Cats love to chew
on fresh grasses
Q: We have two cats, and I need some suggestions on how to get them to leave the houseplants alone. -- via Facebook
A: Give your cats their own plants and make yours harder to get to. That way you can both be happy.
For your cat's chewing pleasure, always keep a pot of tender grass seedlings -- rye, alfalfa and wheat -- growing in a sunny spot. Parsley and thyme are herbs that many cats enjoy smelling and chewing, and both can be grown indoors. Try some different varieties, especially with the parsley.
Catnip is a natural for any cat garden, but the herb is so appealing to some cats that they just won't leave it alone. Keep seedlings out of reach of your pet, or the plant may never get a chance to reach maturity. Once you've got a mature plant, snip off pieces to give your cat, stuff into toys or rub on cat trees.
When your cat has his own plants, you can work on keeping him away from yours. Put plants up high, or better yet, hang them. For the plants you can't move out of harm's way, make them less appealing by coating leaves with something your cat finds disagreeable. Cat-discouragers include Bitter Apple, a nasty-tasting substance available at any pet-supply store, or Tabasco sauce from the grocery store. Whenever you find what your cat doesn't like, keep reapplying it to enforce the point.
To prevent digging, pot your plants in heavy, wide-bottomed containers and cover the soil of the problem plants with rough decorative rock.
Remember that some houseplants, especially lilies, are toxic to cats. Check the list provided by the Animal Poison Control Center (ASPCA.org/APCC) and rehome any plants that are dangerous to your pets. -- Dr. Marty Becker and Gina Spadafori
Do you have a pet question? Send it to firstname.lastname@example.org or visit Facebook.com/DrMartyBecker.
Cats can -- and do --
fall out of windows
-- If you live anywhere above the ground floor, your cat could be injured falling out of a window. They're just not able to understand the risk, and sometimes jump after something interesting, such as a bird. As the weather warms, people will be opening windows, putting their pets at risk. But it's possible to give a cat fresh air safely, no matter what kind of housing you have. If you're in multifamily housing, you may be allowed to add heavy screening to a balcony to give your cat access to fresh air and a good view. If you're in a detached home, you can put in a more permanent structure, such as a screened-in multilevel cat playground. And don't open any windows that don't have screens.

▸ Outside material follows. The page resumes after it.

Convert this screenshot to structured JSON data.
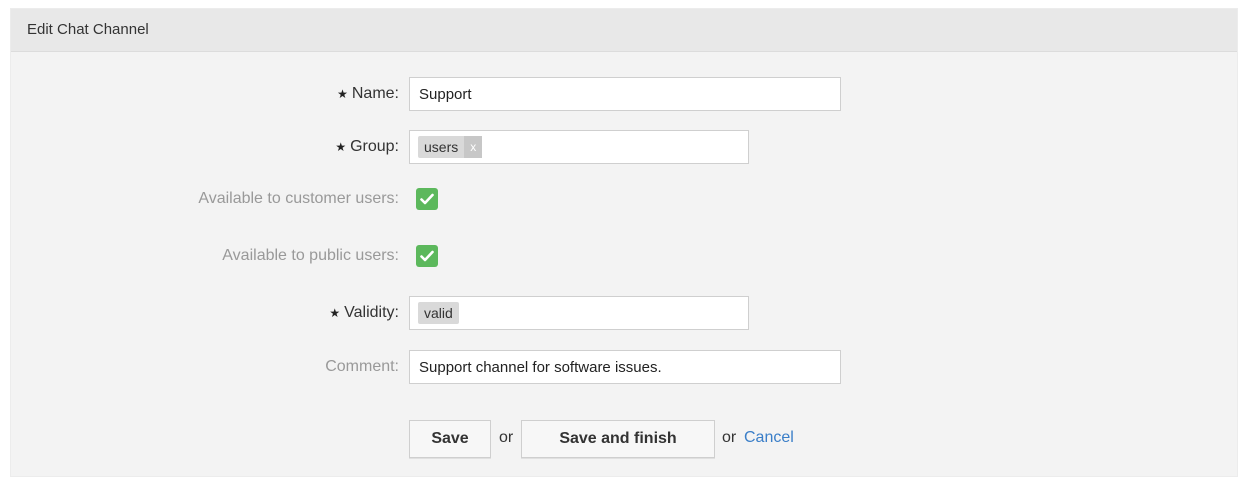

-- You've made it as a birder if you see a bird with what appears to be bubbles on his chest, making a popping noise in hopes of attracting a mate. Experts in American bird species say the Gunnison sage grouse, which is found in Utah and Colorado, is the country's rarest, with fewer than 5,000 remaining. Discovery magazine says the Gunnison was discovered only 13 years ago, and its numbers have been falling ever since. Private efforts to halt the population's decline have not been effective, leading to efforts for the bird to be included on the federal endangered species list.
-- Obesity is a problem in parrots, too. Some of the signs of obesity include rolls of fat around the abdomen and hip areas, along with cleavage on the abdomen or breast area. The skin of most normal pet birds is typically very thin and quite transparent. When the skin is wetted with rubbing alcohol, you should be able to see dark pink or red muscle underneath. In overweight birds, you see yellowish fat instead. Overweight birds will also commonly exhibit labored breathing after exertion or heat intolerance. Check with a veterinarian with expertise in avian care to determine root causes and develop a plan for your bird's return to full health. -- Dr. Marty Becker and Gina Spadafori
ABOUT PET CONNECTION
Pet Connection is produced by a team of pet care experts headed by "Good Morning America" and "The Dr. Oz Show" veterinarian Dr. Marty Becker and award-winning journalist Gina Spadafori. The two are affiliated with Vetstreet.com and also the authors of many best-selling pet care books. Dr. Becker can also be found at Facebook.com/DrMartyBecker or on Twitter at DrMartyBecker.